Chapter 9: Market Sizing & Forecasts 9.1 SON & Mobile Network Optimization Revenue 9.2 SON Revenue 9.3 SON Revenue by Network Segment 9.3.1 RAN 9.3.2 Mobile Core 9.3.3 Transport (Backhaul & Fronthaul) 9.4 SON Revenue by Architecture: Centralized vs. Distributed 9.4.1 C-SON 9.4.2 D-SON 9.5 SON Revenue by Access Network Technology 9.5.1 2G & 3G 9.5.2 LTE 9.5.3 5G 9.5.4 Wi-Fi 9.6 SON Revenue by Region 9.7 Conventional Mobile Network Planning & Optimization Revenue 9.8 Conventional Mobile Network Planning & Optimization Revenue by Region

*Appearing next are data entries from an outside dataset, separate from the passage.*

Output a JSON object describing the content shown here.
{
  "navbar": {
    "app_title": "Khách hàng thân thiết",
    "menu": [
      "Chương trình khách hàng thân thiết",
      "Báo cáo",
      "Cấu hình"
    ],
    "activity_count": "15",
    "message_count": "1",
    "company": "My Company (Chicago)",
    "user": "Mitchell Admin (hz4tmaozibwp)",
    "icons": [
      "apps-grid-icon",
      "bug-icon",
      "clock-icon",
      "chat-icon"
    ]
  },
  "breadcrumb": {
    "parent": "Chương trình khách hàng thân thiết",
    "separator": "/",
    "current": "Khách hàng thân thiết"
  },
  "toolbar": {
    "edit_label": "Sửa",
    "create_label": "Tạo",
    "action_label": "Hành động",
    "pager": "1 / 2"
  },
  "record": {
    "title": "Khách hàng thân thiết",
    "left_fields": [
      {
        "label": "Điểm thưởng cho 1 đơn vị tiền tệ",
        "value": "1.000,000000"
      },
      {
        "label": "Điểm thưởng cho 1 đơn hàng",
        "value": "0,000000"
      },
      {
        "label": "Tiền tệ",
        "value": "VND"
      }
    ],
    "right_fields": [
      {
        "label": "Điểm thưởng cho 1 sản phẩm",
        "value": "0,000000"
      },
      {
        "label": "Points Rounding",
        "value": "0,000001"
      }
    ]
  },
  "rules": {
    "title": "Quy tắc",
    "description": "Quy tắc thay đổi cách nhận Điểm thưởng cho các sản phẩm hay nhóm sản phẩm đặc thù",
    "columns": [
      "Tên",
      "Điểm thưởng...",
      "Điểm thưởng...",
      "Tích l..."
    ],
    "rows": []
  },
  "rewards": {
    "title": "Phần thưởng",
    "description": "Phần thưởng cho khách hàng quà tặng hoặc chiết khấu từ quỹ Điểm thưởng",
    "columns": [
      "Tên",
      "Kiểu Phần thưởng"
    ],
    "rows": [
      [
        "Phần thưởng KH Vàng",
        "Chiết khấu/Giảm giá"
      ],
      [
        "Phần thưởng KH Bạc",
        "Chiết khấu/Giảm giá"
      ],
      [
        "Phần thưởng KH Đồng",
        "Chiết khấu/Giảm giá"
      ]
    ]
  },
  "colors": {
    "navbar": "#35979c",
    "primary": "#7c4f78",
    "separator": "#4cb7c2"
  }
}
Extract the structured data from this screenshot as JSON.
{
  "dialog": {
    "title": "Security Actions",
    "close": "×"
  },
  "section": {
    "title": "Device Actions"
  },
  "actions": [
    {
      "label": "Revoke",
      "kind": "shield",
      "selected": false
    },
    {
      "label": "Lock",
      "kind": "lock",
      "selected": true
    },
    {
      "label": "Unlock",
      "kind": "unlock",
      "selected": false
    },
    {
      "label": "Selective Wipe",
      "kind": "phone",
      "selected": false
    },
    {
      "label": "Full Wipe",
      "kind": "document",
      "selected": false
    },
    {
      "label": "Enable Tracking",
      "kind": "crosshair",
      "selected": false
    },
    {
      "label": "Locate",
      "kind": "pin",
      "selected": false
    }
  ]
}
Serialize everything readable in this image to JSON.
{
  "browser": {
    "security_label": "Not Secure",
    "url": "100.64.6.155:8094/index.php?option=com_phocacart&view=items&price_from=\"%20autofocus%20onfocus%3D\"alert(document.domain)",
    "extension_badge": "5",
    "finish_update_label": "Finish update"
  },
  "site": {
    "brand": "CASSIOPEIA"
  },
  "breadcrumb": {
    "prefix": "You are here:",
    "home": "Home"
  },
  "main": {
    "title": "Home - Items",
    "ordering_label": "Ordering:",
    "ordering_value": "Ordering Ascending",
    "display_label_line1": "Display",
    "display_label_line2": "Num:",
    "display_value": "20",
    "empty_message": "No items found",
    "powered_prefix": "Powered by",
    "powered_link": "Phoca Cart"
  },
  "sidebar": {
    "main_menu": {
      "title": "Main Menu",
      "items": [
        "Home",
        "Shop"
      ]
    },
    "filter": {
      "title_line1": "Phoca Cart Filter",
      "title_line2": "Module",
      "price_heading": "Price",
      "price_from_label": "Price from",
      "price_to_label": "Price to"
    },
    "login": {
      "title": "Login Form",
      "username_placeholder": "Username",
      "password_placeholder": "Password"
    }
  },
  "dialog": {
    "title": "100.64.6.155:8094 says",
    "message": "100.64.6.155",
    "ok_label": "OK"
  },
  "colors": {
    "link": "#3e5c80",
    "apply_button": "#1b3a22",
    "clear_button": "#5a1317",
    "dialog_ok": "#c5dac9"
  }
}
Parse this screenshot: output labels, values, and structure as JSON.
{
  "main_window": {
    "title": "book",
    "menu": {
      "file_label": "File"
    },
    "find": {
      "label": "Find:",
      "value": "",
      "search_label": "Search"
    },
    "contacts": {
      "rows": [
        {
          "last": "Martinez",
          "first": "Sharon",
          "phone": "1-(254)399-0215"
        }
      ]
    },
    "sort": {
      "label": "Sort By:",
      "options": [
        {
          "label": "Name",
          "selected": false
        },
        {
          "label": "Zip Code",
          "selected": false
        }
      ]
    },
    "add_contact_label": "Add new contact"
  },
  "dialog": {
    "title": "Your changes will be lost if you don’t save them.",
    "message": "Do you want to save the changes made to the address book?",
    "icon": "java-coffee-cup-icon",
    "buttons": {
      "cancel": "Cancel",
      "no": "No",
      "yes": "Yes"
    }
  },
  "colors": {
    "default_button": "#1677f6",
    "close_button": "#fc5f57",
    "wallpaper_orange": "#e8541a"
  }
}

Chapter 10: Conclusion & Strategic Recommendations 10.1 Why is the Market Poised to Grow? 10.2 Competitive Industry Landscape: Acquisitions, Alliances & Consolidation 10.3 Evaluating the Practical Benefits of SON 10.4 End-to-End SON: Moving Towards Mobile Core and Transport Networks 10.5 Growing Adoption of SON Capabilities for Wi-Fi 10.6 The Importance of Artificial Intelligence & Machine Learning 10.7 QoE-Based SON Platforms: Optimizing End User Experience 10.8 Enabling Network Slicing & Advanced Capabilities for 5G Networks 10.9 Greater Focus on Self-Protection Capabilities 10.10 Addressing IoT Optimization 10.11 Managing Unlicensed & Shared Spectrum 10.12 Easing the Deployment of Private & Enterprise LTE/5G-Ready Networks 10.13 Assessing the Impact of SON on Optimization & Field Engineers 10.14 SON Associated OpEx Savings: The Numbers 10.15 The C-SON Versus D-SON Debate 10.16 Strategic Recommendations 10.16.1 SON Solution Providers 10.16.2 Mobile Operators